He proved that 1982 was no fluke after he led the nation to the 1986 FIFA World Cup. They qualified, along with England, after beating Romania, Finland, and Turkey to claim second spot in their group. They faced an insurmountable challenge however in Brazil and Spain, and exited the tournament with only a point against Algeria.
The retirements of O'Neill, Jennings and Whiteside (the latter due to injury) robbed Bingham of his best players. Northern Ireland failed to reach the 1990 and 1994 finals, and he stepped down in November 1993. The final game of the 1994 World Cup qualification campaign was against Republic of Ireland, and was to be marred with sectarianism and controversy. Bingham's men set out to deny the Irish the point they needed to secure qualification ahead of Denmark, with Northern Ireland unable to qualify. Jimmy Quinn's strike was cancelled out by a late Irish equaliser, and after the game there was an ugly exchange between Bingham and Ireland manager, Jack Charlton. Both 1990 and 1994 qualification groups ended with Spain and the Republic qualifying, with Northern Ireland finishing some distance short of the mark.

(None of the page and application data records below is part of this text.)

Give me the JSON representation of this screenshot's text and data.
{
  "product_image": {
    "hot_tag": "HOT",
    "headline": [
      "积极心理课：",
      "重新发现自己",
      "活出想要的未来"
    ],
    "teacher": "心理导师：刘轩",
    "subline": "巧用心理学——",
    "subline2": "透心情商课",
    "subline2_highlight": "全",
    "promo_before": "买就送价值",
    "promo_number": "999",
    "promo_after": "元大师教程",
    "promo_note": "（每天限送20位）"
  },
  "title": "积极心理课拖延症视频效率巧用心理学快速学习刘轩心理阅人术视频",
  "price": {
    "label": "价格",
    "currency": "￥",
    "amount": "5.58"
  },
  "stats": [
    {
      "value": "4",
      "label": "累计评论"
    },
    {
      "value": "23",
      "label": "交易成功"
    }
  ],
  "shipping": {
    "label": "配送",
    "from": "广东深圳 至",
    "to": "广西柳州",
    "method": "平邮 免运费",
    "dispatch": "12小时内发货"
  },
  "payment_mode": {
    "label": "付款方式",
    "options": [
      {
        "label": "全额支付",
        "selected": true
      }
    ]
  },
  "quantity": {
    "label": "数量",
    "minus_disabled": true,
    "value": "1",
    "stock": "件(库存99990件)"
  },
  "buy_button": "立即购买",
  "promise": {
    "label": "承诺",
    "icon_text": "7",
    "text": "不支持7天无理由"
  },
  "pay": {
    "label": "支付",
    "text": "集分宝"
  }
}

- Sourced from Billy Bingham profile at the English National Football Archive (subscription required)
|Luton Town||1958–59||First Division||36||8||9||6||0||0||45||14|
|Port Vale||1963–64||Third Division||35||6||2||1||1||0||38||7|
|Southport||1 June 1965||14 February 1968||134||58||32||44||43.3|
|Plymouth Argyle||14 February 1968||1 March 1970||104||35||29||40||33.7|
|Everton||28 May 1973||8 January 1977||171||63||55||53||36.8|
|Mansfield Town||23 February 1978||9 July 1979||71||21||24||26||29.6|
Awards and honours
Amongst the numerous awards and honours granted to Bingham, he was made an MBE for services to football in 1981 and the Professional Footballers' Association made him the recipient of their annual Merit Award in 1994 for "outstanding contribution" to the game. This latter makes him one of just 34 individuals so honoured since the award was inaugurated in 1974, putting him in the company of such managerial luminaries as Bill Shankly, Bob Paisley, Brian Clough, Sir Alex Ferguson and Sir Bobby Robson, as well as playing greats like Pelé, Sir Stanley Matthews, Sir Tom Finney, Sir Bobby Charlton and fellow Northern Ireland International George Best.
Bingham also received FIFA's "Centennial Order of Merit" in 2004, to mark 100 years since the founding of the world governing body of football.
Playing & managerial honours
- "Billy Bingham". NFIG. Retrieved 10 April 2012.<templatestyles src="Module:Citation/CS1/styles.css"></templatestyles>
- Information on former Luton players
- Appearances and goals from Toffeweb
- Kent, Jeff (1996). Port Vale Personalities. Witan Books. p. 30. ISBN 0-9529152-0-0.<templatestyles src="Module:Citation/CS1/styles.css"></templatestyles>
- "Managers – Billy Bingham". NFIG. Retrieved 10 April 2012.<templatestyles src="Module:Citation/CS1/styles.css"></templatestyles>
- "Jack Charlton – Irish Soccer Manager". soccer-ireland.com. Retrieved 16 August 2011.<templatestyles src="Module:Citation/CS1/styles.css"></templatestyles>
- "Bingham delighted to help Burnley". BBC Sport. 28 May 2008. Retrieved 16 August 2011.<templatestyles src="Module:Citation/CS1/styles.css"></templatestyles>